Reproduce the entries below, please. Keep every character the same.

Data in this exercise Block Start

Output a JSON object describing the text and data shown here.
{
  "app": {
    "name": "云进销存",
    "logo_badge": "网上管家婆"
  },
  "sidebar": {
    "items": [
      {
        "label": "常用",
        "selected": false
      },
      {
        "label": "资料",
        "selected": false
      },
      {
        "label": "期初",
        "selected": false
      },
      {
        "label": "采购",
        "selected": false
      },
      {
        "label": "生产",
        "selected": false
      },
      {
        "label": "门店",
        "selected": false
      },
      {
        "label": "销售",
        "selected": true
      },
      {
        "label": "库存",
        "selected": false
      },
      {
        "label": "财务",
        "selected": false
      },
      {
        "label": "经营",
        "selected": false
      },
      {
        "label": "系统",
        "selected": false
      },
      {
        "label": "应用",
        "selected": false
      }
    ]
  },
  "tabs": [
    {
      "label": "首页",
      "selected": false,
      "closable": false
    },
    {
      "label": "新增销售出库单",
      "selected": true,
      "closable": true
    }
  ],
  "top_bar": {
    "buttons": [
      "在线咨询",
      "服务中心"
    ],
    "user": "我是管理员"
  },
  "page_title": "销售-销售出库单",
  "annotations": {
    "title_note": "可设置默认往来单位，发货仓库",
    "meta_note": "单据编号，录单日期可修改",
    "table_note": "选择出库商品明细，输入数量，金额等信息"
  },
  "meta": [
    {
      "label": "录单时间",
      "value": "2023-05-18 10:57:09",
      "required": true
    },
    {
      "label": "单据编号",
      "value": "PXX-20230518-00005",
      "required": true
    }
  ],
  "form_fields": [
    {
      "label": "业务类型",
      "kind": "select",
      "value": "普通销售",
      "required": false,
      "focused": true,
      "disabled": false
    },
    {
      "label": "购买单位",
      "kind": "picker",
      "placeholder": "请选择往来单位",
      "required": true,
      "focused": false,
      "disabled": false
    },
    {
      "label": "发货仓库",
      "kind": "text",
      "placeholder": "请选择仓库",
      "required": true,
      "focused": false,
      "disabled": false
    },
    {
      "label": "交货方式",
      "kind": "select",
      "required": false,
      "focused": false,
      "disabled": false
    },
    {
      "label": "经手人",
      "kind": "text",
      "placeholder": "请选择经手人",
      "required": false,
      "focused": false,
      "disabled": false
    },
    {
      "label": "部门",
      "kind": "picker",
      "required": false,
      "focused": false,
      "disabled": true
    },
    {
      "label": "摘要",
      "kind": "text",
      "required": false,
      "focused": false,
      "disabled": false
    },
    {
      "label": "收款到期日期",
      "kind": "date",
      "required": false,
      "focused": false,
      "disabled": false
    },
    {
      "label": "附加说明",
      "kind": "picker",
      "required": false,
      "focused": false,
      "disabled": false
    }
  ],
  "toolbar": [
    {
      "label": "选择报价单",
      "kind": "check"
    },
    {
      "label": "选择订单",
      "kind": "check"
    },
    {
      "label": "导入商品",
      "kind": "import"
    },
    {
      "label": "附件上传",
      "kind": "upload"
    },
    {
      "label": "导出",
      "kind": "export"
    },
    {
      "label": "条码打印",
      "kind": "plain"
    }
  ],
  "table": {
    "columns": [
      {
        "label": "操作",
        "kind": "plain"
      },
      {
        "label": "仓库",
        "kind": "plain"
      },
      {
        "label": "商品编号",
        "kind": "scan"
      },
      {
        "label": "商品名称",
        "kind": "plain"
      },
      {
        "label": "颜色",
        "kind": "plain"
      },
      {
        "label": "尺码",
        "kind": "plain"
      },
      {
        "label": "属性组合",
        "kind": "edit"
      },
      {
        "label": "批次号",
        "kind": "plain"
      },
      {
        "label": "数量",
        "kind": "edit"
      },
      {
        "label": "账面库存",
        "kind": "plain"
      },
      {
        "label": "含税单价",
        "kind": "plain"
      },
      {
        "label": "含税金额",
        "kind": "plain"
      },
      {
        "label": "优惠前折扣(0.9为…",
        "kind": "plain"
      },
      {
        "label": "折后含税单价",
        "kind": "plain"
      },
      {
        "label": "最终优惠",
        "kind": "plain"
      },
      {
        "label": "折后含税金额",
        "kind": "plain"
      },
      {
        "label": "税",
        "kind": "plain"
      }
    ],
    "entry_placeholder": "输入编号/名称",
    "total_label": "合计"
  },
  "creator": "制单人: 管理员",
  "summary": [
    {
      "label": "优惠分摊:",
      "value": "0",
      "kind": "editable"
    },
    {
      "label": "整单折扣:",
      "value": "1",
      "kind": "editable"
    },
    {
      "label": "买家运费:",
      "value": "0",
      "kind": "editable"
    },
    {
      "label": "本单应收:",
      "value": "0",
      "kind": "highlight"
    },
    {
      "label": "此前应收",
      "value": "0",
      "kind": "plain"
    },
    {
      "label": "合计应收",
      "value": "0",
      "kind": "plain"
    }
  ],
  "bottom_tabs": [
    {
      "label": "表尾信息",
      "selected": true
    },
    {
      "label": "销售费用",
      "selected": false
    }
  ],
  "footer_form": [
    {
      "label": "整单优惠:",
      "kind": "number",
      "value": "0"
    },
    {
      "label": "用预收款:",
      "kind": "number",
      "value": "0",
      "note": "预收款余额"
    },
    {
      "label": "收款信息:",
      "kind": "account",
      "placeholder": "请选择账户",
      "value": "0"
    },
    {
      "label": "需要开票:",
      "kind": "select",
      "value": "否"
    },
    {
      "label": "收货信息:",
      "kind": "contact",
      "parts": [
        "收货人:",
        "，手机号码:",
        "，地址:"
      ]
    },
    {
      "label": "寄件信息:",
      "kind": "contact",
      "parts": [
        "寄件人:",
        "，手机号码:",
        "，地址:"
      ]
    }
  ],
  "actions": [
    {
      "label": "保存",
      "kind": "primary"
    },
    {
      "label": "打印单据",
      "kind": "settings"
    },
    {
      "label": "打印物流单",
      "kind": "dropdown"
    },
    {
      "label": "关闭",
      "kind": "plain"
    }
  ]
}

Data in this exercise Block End

**Solved problem**
Output a JSON object describing the text and data shown here.
{
  "app": {
    "name": "云进销存",
    "logo_badge": "网上管家婆"
  },
  "sidebar": {
    "items": [
      {
        "label": "常用",
        "selected": false
      },
      {
        "label": "资料",
        "selected": false
      },
      {
        "label": "期初",
        "selected": false
      },
      {
        "label": "采购",
        "selected": false
      },
      {
        "label": "生产",
        "selected": false
      },
      {
        "label": "门店",
        "selected": false
      },
      {
        "label": "销售",
        "selected": true
      },
      {
        "label": "库存",
        "selected": false
      },
      {
        "label": "财务",
        "selected": false
      },
      {
        "label": "经营",
        "selected": false
      },
      {
        "label": "系统",
        "selected": false
      },
      {
        "label": "应用",
        "selected": false
      }
    ]
  },
  "tabs": [
    {
      "label": "首页",
      "selected": false,
      "closable": false
    },
    {
      "label": "新增销售出库单",
      "selected": true,
      "closable": true
    }
  ],
  "top_bar": {
    "buttons": [
      "在线咨询",
      "服务中心"
    ],
    "user": "我是管理员"
  },
  "page_title": "销售-销售出库单",
  "annotations": {
    "title_note": "可设置默认往来单位，发货仓库",
    "meta_note": "单据编号，录单日期可修改",
    "table_note": "选择出库商品明细，输入数量，金额等信息"
  },
  "meta": [
    {
      "label": "录单时间",
      "value": "2023-05-18 10:57:09",
      "required": true
    },
    {
      "label": "单据编号",
      "value": "PXX-20230518-00005",
      "required": true
    }
  ],
  "form_fields": [
    {
      "label": "业务类型",
      "kind": "select",
      "value": "普通销售",
      "required": false,
      "focused": true,
      "disabled": false
    },
    {
      "label": "购买单位",
      "kind": "picker",
      "placeholder": "请选择往来单位",
      "required": true,
      "focused": false,
      "disabled": false
    },
    {
      "label": "发货仓库",
      "kind": "text",
      "placeholder": "请选择仓库",
      "required": true,
      "focused": false,
      "disabled": false
    },
    {
      "label": "交货方式",
      "kind": "select",
      "required": false,
      "focused": false,
      "disabled": false
    },
    {
      "label": "经手人",
      "kind": "text",
      "placeholder": "请选择经手人",
      "required": false,
      "focused": false,
      "disabled": false
    },
    {
      "label": "部门",
      "kind": "picker",
      "required": false,
      "focused": false,
      "disabled": true
    },
    {
      "label": "摘要",
      "kind": "text",
      "required": false,
      "focused": false,
      "disabled": false
    },
    {
      "label": "收款到期日期",
      "kind": "date",
      "required": false,
      "focused": false,
      "disabled": false
    },
    {
      "label": "附加说明",
      "kind": "picker",
      "required": false,
      "focused": false,
      "disabled": false
    }
  ],
  "toolbar": [
    {
      "label": "选择报价单",
      "kind": "check"
    },
    {
      "label": "选择订单",
      "kind": "check"
    },
    {
      "label": "导入商品",
      "kind": "import"
    },
    {
      "label": "附件上传",
      "kind": "upload"
    },
    {
      "label": "导出",
      "kind": "export"
    },
    {
      "label": "条码打印",
      "kind": "plain"
    }
  ],
  "table": {
    "columns": [
      {
        "label": "操作",
        "kind": "plain"
      },
      {
        "label": "仓库",
        "kind": "plain"
      },
      {
        "label": "商品编号",
        "kind": "scan"
      },
      {
        "label": "商品名称",
        "kind": "plain"
      },
      {
        "label": "颜色",
        "kind": "plain"
      },
      {
        "label": "尺码",
        "kind": "plain"
      },
      {
        "label": "属性组合",
        "kind": "edit"
      },
      {
        "label": "批次号",
        "kind": "plain"
      },
      {
        "label": "数量",
        "kind": "edit"
      },
      {
        "label": "账面库存",
        "kind": "plain"
      },
      {
        "label": "含税单价",
        "kind": "plain"
      },
      {
        "label": "含税金额",
        "kind": "plain"
      },
      {
        "label": "优惠前折扣(0.9为…",
        "kind": "plain"
      },
      {
        "label": "折后含税单价",
        "kind": "plain"
      },
      {
        "label": "最终优惠",
        "kind": "plain"
      },
      {
        "label": "折后含税金额",
        "kind": "plain"
      },
      {
        "label": "税",
        "kind": "plain"
      }
    ],
    "entry_placeholder": "输入编号/名称",
    "total_label": "合计"
  },
  "creator": "制单人: 管理员",
  "summary": [
    {
      "label": "优惠分摊:",
      "value": "0",
      "kind": "editable"
    },
    {
      "label": "整单折扣:",
      "value": "1",
      "kind": "editable"
    },
    {
      "label": "买家运费:",
      "value": "0",
      "kind": "editable"
    },
    {
      "label": "本单应收:",
      "value": "0",
      "kind": "highlight"
    },
    {
      "label": "此前应收",
      "value": "0",
      "kind": "plain"
    },
    {
      "label": "合计应收",
      "value": "0",
      "kind": "plain"
    }
  ],
  "bottom_tabs": [
    {
      "label": "表尾信息",
      "selected": true
    },
    {
      "label": "销售费用",
      "selected": false
    }
  ],
  "footer_form": [
    {
      "label": "整单优惠:",
      "kind": "number",
      "value": "0"
    },
    {
      "label": "用预收款:",
      "kind": "number",
      "value": "0",
      "note": "预收款余额"
    },
    {
      "label": "收款信息:",
      "kind": "account",
      "placeholder": "请选择账户",
      "value": "0"
    },
    {
      "label": "需要开票:",
      "kind": "select",
      "value": "否"
    },
    {
      "label": "收货信息:",
      "kind": "contact",
      "parts": [
        "收货人:",
        "，手机号码:",
        "，地址:"
      ]
    },
    {
      "label": "寄件信息:",
      "kind": "contact",
      "parts": [
        "寄件人:",
        "，手机号码:",
        "，地址:"
      ]
    }
  ],
  "actions": [
    {
      "label": "保存",
      "kind": "primary"
    },
    {
      "label": "打印单据",
      "kind": "settings"
    },
    {
      "label": "打印物流单",
      "kind": "dropdown"
    },
    {
      "label": "关闭",
      "kind": "plain"
    }
  ]
}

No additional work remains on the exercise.